WORK TO COMPLETE: Using the word "Déplacer" as the filter, copy each matching line from the records.
== Segment start ==
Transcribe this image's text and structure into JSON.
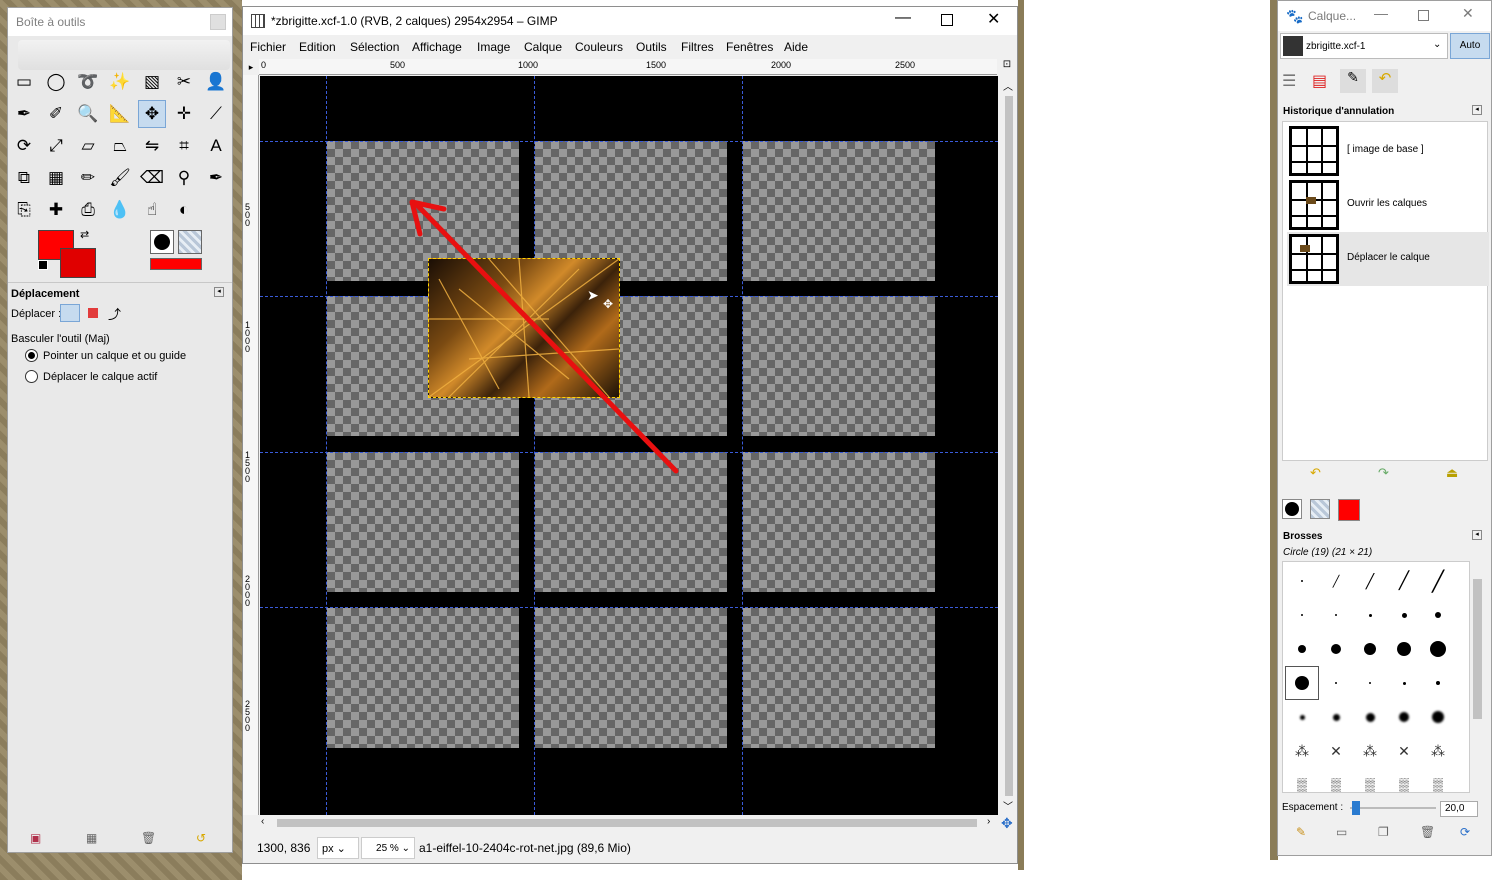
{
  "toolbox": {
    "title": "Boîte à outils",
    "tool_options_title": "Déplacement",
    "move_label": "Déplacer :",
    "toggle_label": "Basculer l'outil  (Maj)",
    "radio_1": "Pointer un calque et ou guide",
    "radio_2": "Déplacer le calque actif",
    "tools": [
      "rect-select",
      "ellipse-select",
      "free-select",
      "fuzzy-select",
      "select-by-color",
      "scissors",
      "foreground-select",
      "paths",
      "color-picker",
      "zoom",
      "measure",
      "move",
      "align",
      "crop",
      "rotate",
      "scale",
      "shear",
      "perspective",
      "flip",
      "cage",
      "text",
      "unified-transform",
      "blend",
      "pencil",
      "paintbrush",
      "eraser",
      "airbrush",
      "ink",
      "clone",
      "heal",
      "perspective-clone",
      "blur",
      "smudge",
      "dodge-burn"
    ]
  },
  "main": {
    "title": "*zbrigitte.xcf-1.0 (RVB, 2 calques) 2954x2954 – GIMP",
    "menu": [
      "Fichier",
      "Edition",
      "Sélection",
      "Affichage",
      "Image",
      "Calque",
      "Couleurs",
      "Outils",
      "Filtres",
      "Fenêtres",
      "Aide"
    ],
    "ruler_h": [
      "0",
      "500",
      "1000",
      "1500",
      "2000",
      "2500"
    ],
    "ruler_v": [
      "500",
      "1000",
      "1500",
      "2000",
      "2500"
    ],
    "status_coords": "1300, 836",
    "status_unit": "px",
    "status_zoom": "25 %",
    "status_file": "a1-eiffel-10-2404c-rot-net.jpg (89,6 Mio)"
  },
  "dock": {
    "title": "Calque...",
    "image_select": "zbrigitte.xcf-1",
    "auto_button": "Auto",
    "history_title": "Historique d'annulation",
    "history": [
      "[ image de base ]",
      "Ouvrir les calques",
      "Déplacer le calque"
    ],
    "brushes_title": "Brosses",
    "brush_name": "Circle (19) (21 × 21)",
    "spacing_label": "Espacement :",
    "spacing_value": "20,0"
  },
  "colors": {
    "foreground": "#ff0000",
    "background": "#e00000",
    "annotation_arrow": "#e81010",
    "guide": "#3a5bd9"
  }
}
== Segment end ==
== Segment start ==
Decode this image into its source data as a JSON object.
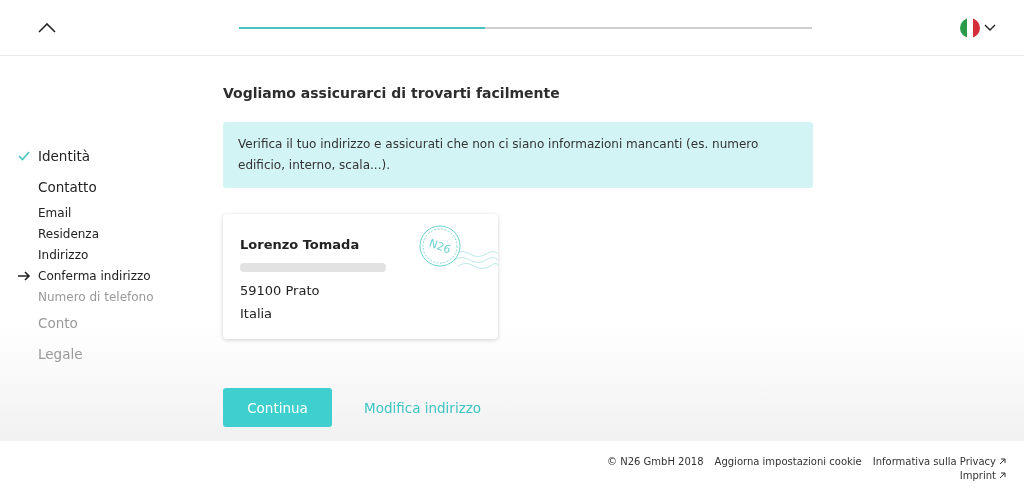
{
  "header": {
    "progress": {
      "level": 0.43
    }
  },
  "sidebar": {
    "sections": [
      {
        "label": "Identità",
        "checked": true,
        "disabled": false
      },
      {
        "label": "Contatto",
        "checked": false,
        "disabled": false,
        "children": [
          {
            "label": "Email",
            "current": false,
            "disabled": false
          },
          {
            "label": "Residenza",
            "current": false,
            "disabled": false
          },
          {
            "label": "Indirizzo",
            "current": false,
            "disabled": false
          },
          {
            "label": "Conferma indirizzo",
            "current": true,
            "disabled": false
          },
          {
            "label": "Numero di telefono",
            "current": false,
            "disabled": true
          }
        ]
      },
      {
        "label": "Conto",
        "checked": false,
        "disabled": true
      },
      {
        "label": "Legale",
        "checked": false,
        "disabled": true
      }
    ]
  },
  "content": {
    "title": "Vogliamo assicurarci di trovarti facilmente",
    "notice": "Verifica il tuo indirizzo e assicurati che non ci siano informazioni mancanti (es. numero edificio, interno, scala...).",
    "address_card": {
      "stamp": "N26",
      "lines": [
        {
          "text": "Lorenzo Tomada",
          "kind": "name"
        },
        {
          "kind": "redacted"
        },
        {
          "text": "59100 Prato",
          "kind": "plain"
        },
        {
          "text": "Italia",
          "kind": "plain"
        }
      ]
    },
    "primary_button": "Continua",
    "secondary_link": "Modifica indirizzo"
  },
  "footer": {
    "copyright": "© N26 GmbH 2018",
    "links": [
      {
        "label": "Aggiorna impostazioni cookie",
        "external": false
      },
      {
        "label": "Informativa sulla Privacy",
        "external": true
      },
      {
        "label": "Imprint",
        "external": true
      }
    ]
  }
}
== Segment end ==
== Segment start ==
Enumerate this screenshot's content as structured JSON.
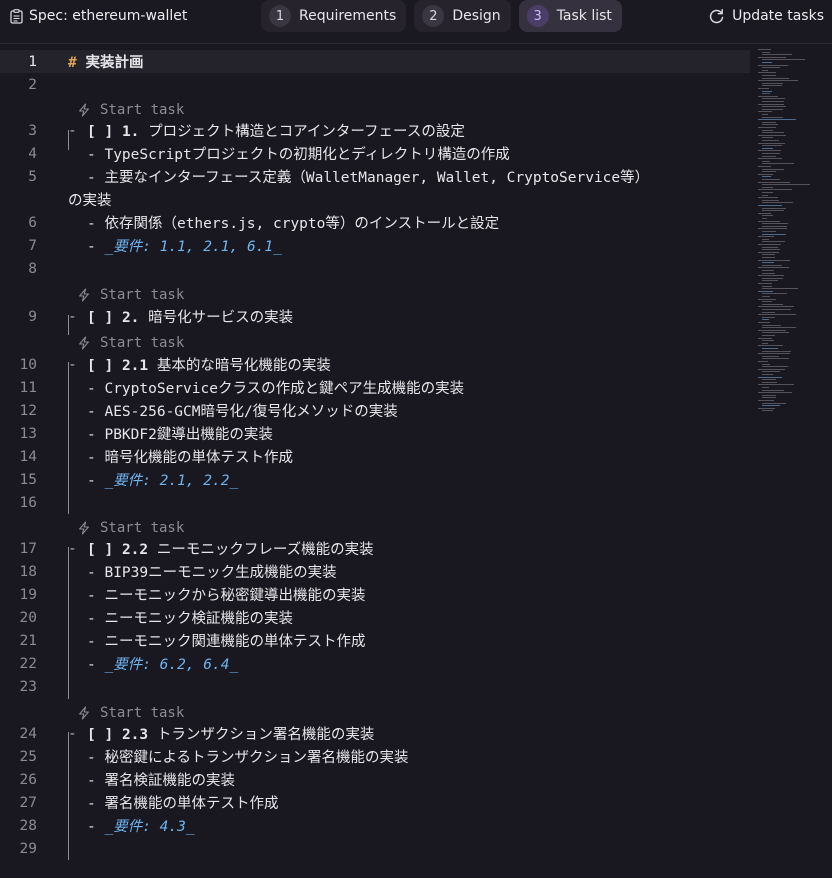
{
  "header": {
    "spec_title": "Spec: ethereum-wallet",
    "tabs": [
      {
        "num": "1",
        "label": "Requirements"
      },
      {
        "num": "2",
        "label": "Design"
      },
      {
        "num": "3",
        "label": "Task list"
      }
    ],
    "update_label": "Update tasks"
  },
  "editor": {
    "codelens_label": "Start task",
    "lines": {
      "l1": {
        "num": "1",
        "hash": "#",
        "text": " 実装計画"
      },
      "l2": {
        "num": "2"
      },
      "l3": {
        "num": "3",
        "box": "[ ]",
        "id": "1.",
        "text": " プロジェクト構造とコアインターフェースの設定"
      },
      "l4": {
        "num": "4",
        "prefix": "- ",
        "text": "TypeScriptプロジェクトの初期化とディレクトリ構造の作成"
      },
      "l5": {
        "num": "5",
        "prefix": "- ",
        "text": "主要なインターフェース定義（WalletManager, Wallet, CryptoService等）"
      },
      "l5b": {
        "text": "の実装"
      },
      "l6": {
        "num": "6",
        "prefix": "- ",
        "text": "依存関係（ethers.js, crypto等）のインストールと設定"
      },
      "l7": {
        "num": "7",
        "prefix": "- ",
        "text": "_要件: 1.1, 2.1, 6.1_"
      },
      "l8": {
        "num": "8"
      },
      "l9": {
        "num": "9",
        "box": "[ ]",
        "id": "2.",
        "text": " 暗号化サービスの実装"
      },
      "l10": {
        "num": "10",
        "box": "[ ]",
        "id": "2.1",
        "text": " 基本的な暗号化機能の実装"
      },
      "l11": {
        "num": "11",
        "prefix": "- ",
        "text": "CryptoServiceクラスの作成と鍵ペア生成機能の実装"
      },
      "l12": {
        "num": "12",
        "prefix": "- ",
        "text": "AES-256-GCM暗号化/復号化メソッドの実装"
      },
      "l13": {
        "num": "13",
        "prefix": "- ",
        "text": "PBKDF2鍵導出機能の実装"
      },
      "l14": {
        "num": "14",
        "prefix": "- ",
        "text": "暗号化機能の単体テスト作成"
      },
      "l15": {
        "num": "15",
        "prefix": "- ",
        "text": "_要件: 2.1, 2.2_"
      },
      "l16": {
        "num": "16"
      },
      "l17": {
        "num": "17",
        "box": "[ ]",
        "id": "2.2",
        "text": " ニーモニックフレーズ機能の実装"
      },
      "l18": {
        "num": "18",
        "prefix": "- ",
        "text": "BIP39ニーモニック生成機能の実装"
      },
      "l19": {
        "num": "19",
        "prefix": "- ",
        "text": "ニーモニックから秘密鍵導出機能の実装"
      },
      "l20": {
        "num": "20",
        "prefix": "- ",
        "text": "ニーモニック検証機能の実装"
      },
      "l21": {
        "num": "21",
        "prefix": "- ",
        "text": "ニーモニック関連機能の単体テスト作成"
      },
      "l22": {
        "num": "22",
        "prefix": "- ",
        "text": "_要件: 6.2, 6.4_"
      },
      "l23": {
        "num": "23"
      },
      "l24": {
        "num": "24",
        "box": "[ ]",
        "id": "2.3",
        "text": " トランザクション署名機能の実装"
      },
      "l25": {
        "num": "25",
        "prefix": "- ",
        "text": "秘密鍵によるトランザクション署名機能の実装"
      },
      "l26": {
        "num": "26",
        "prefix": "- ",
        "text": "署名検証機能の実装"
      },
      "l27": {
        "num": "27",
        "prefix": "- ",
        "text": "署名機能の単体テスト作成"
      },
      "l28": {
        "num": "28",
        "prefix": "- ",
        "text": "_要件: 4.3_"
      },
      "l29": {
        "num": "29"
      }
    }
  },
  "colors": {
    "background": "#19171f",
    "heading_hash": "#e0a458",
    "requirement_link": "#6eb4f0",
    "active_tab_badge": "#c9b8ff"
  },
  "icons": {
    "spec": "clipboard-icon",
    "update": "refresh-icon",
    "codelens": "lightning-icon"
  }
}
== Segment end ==
RESPONSE TO THIS TASK:
    "move_label": "Déplacer :",
    "radio_2": "Déplacer le calque actif",
      "Déplacer le calque"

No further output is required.